Flory tells SFR she's been involved in politics since she was 3 years old, when she sat on her parents' shoulders in Lamy during a protest against the Waste Isolation Pilot Plant.

Flory, the Lamy native turned Albuquerque Underground 'Zine music writer, plans to be among tens of thousands who gather in the nation's capital the day after the presidential inauguration to demonstrate. When Flory heard about the nationally organized Women's March on Washington on Jan. 21, she decided to organize a larger New Mexican group to attend. "You know… Power in numbers," she tells SFR.

Next, Flory got in touch with Samia Assed, the president of the board of the Albuquerque Center for Peace and Justice, who then helped her coordinate hotel rooms, bus tickets, protest permits, police protection and fundraising for those who wanted to attend but couldn't afford the cost. They raised money through bake sales, raffles, house parties and knitting to ensure as many New Mexicans could march as possible. Now, about 200 people plan to embark on the 27-hour bus trip, and over 200 more are traveling by plane.

Flory tells SFR she feels like the march is a way to let Trump know who he works for.

"He is not representing us well," she says. "He is destroying all of our alliances around the world that are vital, that we have been building up for years. He has disrespected women more than I can say and it's just not a world I want to see for my nieces, nephews and godson."

Can't make it to DC to fight for basic human rights? No problem—Lindsay Conover has it covered. With a little help from her friends, the Santa Fe organizer made sure New Mexico's capital city is in on the action.

When Conover watched the election, her shock sent her into a brief depression. But when she heard about the DC event, the astrological counselor sprang into action to arrange a local version.

"Our event will ... raise awareness around other organizations that are also fighting for women and human rights," Conover says. "I am marching because I want a better world for us to live in that honors equality, humanity and justice. For me, this is the first step in that direction."

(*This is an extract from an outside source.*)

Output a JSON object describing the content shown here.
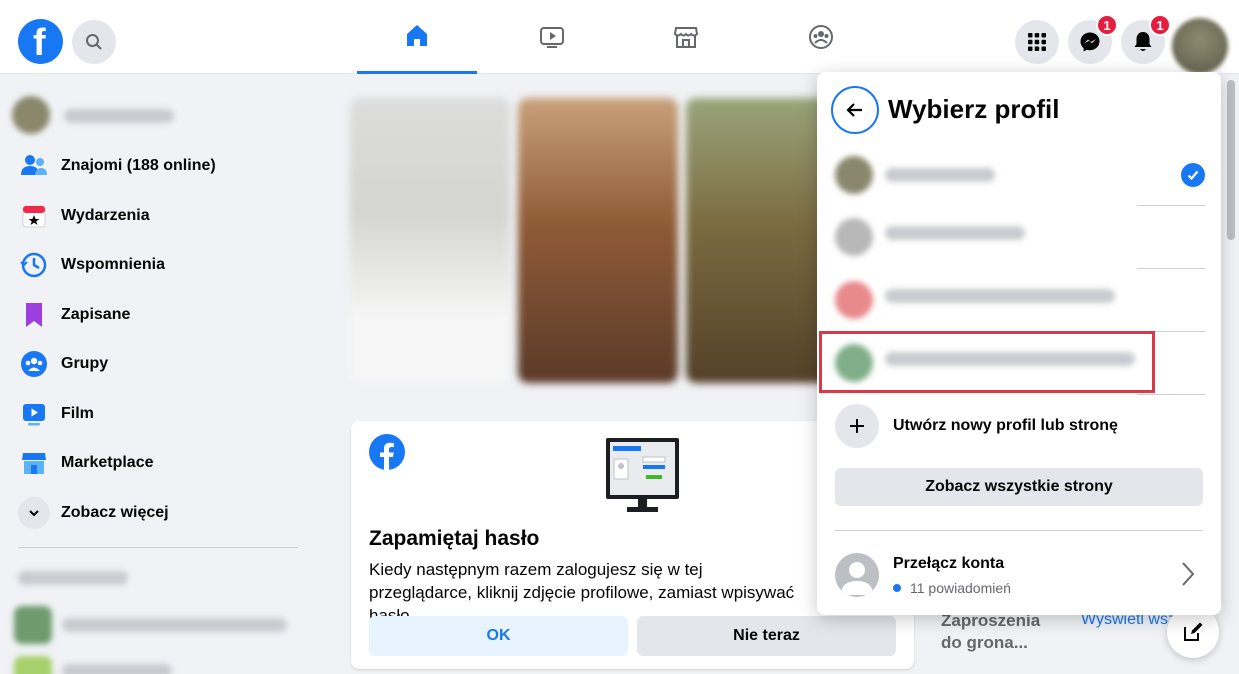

Marchers should meet on the north side of the Bataan Building on West De Vargas Street between Galisteo Street and Don Gaspar Avenue at 10:30 am on Saturday, Jan. 21. A rally at the Roundhouse starts at noon. For more details, visit wmwsf.net.